by, Jennifer Welsh REUTERS/Stringer
There are still many things we don't know about the H7N9 bird flu that's been infecting people all over China (and even Taiwan).
Here's what we know happens when you get infected.
First, you come into contact with an animal infected with the virus. The virus seems to originally come from poultry, but it has adapted to be able to infect mammals and other birds, too.
We aren't sure how many people are coming into contact with the virus — only about 40% remember having contact with poultry. They could be picking it up from other animals.
It may also be transmitted from human to human, but if it can, it doesn't do it well yet.
We don't know how long the virus sticks around in the body before showing symptoms. Once you get infected with the virus, you probably won't notice for about a week. The virus seems to have a seven-day incubation time, though that may be different between people.
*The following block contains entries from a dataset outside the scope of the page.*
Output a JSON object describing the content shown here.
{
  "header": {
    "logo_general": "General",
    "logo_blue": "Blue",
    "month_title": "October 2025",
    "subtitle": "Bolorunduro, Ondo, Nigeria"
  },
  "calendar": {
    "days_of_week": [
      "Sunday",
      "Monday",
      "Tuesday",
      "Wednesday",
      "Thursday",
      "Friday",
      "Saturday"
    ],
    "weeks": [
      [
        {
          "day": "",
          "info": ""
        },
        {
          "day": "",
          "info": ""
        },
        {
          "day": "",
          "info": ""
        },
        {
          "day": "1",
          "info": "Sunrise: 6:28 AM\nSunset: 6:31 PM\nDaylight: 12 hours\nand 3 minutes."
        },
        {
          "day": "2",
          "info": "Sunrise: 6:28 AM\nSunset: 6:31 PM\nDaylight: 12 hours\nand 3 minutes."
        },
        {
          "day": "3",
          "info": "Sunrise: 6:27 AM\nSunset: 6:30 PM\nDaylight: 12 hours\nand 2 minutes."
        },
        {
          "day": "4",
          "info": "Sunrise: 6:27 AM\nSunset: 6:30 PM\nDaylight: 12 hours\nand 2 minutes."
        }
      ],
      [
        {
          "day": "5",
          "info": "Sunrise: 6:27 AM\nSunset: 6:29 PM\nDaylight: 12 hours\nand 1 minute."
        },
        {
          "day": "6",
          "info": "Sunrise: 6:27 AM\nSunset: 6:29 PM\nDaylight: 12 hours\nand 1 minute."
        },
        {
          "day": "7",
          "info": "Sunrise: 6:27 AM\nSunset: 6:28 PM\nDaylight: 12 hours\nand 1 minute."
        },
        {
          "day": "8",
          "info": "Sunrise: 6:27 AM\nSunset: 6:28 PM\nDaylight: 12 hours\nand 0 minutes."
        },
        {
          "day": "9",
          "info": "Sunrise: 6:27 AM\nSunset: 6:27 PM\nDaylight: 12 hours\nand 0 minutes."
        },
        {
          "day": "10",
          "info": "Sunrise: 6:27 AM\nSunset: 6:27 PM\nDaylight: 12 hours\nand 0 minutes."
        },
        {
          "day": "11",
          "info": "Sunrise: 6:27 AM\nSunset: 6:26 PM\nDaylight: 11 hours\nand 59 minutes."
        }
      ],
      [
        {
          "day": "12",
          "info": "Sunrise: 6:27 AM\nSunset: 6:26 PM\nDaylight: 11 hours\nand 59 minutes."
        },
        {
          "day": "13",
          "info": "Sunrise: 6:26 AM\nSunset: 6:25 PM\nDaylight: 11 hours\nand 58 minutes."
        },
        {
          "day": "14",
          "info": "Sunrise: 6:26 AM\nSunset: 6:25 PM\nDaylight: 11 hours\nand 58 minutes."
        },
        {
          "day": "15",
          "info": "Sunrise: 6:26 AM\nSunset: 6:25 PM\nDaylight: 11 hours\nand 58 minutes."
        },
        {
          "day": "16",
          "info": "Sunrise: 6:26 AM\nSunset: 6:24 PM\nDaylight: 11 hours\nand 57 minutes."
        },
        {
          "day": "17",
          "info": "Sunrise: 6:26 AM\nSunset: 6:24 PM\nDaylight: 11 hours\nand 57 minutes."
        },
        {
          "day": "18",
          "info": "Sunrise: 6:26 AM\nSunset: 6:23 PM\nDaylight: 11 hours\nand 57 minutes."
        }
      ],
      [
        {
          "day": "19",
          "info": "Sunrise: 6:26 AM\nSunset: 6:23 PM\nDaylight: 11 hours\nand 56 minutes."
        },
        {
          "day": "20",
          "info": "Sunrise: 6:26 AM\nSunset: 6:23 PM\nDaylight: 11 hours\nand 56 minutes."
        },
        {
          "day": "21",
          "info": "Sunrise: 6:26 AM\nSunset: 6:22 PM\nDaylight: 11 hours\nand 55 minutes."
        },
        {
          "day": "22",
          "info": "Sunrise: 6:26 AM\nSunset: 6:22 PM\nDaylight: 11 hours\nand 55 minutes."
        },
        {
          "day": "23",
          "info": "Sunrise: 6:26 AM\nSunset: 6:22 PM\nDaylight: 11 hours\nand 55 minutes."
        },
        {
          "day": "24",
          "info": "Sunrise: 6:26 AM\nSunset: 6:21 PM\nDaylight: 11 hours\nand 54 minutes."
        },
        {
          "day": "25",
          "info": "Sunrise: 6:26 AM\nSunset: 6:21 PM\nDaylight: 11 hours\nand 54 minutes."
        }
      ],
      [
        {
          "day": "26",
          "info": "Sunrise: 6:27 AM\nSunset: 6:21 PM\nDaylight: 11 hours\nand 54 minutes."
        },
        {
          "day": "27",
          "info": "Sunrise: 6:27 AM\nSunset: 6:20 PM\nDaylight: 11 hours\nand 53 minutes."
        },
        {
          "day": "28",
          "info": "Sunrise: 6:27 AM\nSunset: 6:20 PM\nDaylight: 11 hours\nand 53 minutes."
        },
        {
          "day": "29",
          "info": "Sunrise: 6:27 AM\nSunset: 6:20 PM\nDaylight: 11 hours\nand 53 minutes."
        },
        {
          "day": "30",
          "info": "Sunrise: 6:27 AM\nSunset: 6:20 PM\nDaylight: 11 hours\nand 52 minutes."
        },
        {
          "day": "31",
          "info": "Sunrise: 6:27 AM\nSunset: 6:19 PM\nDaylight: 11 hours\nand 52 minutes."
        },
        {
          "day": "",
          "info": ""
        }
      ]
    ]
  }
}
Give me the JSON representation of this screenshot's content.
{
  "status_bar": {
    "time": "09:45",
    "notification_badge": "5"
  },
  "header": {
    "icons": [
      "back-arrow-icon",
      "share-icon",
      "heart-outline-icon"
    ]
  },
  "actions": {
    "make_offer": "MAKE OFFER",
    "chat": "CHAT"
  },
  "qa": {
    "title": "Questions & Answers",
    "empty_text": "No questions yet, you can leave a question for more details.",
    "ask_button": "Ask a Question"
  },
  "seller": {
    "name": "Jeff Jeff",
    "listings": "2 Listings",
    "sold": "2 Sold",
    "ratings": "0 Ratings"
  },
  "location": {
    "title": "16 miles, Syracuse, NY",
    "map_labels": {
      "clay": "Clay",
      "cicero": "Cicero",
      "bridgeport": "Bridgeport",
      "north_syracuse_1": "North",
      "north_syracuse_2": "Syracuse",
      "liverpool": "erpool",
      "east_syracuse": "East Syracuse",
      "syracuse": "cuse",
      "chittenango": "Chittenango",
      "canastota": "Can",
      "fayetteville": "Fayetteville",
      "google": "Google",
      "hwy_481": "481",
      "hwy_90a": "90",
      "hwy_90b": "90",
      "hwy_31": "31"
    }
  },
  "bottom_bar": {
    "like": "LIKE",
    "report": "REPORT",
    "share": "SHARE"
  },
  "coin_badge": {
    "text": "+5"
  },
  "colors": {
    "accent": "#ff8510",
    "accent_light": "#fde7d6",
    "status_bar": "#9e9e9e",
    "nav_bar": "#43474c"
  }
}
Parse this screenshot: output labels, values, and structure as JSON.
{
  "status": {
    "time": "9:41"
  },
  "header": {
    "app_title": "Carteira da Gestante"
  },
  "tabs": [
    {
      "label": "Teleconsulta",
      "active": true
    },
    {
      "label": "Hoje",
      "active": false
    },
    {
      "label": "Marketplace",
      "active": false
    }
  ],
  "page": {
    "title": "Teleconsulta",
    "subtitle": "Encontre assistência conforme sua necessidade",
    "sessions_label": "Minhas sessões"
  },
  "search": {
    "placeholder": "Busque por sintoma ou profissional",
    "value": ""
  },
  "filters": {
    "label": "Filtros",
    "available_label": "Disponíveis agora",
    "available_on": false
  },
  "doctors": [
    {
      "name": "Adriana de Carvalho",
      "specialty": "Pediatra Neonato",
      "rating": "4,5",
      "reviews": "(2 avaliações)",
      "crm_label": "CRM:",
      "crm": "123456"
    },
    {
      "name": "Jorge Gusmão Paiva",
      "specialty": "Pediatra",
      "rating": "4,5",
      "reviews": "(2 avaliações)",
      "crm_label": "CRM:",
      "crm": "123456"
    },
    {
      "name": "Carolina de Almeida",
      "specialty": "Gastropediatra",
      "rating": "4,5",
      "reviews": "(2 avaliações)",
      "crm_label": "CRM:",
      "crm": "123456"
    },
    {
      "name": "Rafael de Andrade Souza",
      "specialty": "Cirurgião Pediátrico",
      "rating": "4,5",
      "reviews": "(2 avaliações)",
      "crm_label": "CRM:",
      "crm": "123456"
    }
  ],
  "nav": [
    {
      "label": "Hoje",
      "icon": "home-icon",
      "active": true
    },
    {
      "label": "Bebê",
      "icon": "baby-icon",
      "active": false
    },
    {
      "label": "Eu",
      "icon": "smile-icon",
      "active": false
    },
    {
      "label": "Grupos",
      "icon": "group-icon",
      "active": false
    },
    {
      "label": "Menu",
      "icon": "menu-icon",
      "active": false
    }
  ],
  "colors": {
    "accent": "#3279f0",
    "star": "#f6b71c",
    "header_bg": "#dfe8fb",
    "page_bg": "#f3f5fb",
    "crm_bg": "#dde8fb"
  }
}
First symptoms appear
Fever and fatigue : When you do start showing symptoms expect a fever, sweating, and fatigue, but no respiratory or gastrointestinal symptoms, which is what the Taiwanese patient experienced. Other cases, such as patient 8, developed diarrhea as their first symptom.
The Centers For Disease Control (CDC) suggest that symptoms start with a high fever and a cough.
Four days later you will develop a high fever, sweating, and fatigue. You will definitely start feeling sick, and probably visit your doctor.
After another two days, an X-ray of your chest will shows signs of pneumonia — your lungs are getting inflamed and leaky in an effort to fight off the virus. Your symptoms worsen and it will get progressively more and more difficult to breathe.
The pneumonia leads to respiratory failure, which is when your inflamed lungs get so full of fluid that they can no longer perform their main function: exchanging carbon dioxide in your blood for oxygen in the air.
Your blood oxygen levels plummet and the carbon dioxide builds up in your blood, making it acidic.
To keep your brain and body from failing, you are put on a respirator, which pumps 100 percent oxygen into your lungs with enough pressure to push it through the liquid that's built up and preventing gas exchange.
You will be sedated while on the respirator.
As your lungs continue to fail and the virus wreaks havoc on your body, you go into septic shock as the virus invades your bloodstream. You will have a fever over 100 Fahrenheit, fast breathing (if you aren't ventilated), a high heart beat, and your white blood cells will be going crazy.
Multiple organ dysfunction
The septic shock will cause multiple organ dysfunction syndrome as your body's inflammatory response in its efforts to beat back the virus injures your organs.
Eventually your body gives in and you die.
The symptoms above are based on our current understanding of the virus, and they are only meant to be a representation of what is currently understood. If you have visited China recently, have been in contact with poultry, and are showing flu-like symptoms, visit your doctor immediately.